Source material:
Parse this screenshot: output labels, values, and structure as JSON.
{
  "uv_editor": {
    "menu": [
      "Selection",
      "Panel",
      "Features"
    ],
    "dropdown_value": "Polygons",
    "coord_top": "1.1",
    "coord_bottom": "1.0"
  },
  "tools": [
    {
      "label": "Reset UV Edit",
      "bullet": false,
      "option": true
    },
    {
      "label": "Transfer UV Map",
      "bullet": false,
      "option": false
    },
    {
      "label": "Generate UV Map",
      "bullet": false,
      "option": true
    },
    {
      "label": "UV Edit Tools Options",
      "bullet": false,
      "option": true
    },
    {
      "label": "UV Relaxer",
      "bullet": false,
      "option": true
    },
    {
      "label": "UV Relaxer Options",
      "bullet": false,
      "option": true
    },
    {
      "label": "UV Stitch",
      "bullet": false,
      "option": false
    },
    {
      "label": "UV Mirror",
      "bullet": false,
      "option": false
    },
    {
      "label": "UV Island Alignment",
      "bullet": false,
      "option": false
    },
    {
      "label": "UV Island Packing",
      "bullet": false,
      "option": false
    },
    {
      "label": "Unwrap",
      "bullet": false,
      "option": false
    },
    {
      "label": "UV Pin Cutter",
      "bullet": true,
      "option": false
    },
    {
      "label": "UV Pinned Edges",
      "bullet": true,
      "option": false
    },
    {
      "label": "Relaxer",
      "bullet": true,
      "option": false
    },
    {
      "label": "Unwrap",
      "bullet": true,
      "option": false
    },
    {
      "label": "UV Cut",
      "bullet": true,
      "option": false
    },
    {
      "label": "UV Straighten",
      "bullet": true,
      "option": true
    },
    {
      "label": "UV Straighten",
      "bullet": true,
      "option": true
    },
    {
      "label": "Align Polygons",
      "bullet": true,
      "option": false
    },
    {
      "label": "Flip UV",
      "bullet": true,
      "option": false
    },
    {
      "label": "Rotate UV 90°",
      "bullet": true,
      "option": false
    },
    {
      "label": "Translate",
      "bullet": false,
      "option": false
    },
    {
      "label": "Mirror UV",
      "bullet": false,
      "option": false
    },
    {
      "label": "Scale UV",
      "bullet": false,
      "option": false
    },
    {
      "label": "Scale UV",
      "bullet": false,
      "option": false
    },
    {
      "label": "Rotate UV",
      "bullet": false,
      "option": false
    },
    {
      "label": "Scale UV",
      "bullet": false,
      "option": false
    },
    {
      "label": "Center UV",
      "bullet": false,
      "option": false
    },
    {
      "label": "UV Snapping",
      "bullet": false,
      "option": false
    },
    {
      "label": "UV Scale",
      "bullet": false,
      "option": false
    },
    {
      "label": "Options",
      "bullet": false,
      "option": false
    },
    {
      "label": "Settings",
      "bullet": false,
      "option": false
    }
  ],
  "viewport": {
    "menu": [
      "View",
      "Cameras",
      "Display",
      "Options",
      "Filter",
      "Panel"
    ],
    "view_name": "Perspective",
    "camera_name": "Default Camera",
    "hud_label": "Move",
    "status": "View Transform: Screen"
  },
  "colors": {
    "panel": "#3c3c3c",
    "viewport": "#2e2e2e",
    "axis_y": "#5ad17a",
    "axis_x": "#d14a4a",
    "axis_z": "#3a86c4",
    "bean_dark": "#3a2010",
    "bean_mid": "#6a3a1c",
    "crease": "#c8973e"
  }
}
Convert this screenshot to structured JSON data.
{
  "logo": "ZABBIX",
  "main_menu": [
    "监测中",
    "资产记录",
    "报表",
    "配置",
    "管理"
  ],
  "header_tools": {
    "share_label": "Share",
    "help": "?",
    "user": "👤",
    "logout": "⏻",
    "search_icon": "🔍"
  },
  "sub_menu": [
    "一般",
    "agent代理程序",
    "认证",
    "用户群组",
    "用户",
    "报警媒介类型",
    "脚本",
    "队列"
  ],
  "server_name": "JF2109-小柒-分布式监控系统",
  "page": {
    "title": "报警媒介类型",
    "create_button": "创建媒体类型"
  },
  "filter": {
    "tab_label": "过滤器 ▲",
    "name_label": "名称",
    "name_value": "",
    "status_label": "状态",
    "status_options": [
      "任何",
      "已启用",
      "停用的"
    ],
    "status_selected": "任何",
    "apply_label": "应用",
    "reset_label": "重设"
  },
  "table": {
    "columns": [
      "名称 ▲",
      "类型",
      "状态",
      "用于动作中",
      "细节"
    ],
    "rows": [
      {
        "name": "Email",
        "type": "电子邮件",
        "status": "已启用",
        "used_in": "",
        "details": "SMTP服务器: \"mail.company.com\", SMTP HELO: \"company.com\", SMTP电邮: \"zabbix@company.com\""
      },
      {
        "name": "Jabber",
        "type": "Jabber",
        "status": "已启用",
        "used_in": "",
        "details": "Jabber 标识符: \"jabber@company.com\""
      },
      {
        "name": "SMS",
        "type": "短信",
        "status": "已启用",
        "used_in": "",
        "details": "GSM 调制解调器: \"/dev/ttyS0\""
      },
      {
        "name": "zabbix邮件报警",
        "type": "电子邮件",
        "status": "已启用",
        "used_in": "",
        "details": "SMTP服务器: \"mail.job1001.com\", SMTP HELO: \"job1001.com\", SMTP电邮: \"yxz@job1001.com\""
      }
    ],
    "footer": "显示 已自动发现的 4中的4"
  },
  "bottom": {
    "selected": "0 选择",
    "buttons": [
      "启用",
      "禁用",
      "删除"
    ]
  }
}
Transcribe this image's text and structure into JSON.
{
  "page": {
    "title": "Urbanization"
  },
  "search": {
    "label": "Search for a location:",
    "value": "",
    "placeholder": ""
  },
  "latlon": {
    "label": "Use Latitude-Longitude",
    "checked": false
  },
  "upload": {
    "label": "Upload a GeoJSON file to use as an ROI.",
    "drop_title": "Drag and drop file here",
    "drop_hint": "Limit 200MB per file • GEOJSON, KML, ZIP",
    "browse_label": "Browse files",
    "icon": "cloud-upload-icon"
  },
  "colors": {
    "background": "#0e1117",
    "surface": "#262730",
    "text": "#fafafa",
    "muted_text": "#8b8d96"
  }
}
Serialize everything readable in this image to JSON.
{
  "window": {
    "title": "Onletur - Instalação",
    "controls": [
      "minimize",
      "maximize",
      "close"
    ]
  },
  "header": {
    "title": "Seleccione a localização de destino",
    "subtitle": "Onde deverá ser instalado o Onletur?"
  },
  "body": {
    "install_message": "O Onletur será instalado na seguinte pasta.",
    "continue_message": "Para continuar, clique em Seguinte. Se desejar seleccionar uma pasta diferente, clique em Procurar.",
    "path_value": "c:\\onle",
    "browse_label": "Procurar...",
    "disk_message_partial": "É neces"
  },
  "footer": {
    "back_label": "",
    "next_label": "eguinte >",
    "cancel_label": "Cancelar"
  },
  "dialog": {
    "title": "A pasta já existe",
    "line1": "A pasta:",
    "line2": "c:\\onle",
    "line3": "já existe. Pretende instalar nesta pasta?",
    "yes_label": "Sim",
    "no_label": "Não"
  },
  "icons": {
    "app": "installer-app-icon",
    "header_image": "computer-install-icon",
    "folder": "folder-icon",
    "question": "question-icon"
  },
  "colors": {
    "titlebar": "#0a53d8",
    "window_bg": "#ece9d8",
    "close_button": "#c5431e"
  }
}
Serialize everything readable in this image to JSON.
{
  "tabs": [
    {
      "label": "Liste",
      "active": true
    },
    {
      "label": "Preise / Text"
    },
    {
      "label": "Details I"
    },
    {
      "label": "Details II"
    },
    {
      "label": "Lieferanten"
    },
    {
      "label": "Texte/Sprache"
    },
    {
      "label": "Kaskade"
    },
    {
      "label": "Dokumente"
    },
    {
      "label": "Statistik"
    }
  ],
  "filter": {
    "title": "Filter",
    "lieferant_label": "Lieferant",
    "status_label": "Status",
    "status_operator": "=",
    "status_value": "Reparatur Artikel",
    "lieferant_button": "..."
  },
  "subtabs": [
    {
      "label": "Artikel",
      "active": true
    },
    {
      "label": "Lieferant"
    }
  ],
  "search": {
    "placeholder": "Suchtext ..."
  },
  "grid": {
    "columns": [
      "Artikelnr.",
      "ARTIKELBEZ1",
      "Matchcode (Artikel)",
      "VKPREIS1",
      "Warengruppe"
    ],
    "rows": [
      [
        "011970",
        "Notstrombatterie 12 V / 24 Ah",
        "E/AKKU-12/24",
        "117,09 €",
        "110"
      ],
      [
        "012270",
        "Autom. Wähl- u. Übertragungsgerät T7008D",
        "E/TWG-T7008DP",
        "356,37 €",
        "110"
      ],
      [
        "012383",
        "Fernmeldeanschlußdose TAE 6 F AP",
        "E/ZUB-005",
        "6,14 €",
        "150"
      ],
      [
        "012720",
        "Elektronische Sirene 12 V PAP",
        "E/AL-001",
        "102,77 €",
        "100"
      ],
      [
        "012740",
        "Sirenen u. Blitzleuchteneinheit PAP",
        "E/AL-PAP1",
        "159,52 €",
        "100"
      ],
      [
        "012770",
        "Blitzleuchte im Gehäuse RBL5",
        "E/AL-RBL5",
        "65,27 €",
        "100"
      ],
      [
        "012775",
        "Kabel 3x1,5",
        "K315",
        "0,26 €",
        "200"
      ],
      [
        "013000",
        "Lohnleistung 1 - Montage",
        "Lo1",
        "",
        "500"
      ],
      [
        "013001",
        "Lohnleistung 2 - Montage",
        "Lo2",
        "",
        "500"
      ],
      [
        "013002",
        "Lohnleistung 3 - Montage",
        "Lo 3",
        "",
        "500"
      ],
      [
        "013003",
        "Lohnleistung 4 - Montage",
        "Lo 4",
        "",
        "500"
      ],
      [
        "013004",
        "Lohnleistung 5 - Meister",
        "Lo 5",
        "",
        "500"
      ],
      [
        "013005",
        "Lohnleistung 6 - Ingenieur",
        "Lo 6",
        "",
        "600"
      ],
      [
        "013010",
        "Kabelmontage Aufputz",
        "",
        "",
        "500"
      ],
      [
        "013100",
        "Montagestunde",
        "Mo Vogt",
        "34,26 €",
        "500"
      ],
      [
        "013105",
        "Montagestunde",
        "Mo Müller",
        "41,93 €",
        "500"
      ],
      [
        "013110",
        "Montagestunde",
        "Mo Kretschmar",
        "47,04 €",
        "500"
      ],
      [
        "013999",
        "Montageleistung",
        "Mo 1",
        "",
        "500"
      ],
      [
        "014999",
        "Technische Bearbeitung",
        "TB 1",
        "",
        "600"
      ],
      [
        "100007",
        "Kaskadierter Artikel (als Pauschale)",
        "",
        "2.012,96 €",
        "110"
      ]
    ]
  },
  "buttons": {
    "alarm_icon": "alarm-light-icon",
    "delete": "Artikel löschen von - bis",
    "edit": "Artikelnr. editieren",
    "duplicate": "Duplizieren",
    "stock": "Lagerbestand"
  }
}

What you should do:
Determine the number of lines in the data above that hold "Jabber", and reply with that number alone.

Output for this exercise:
3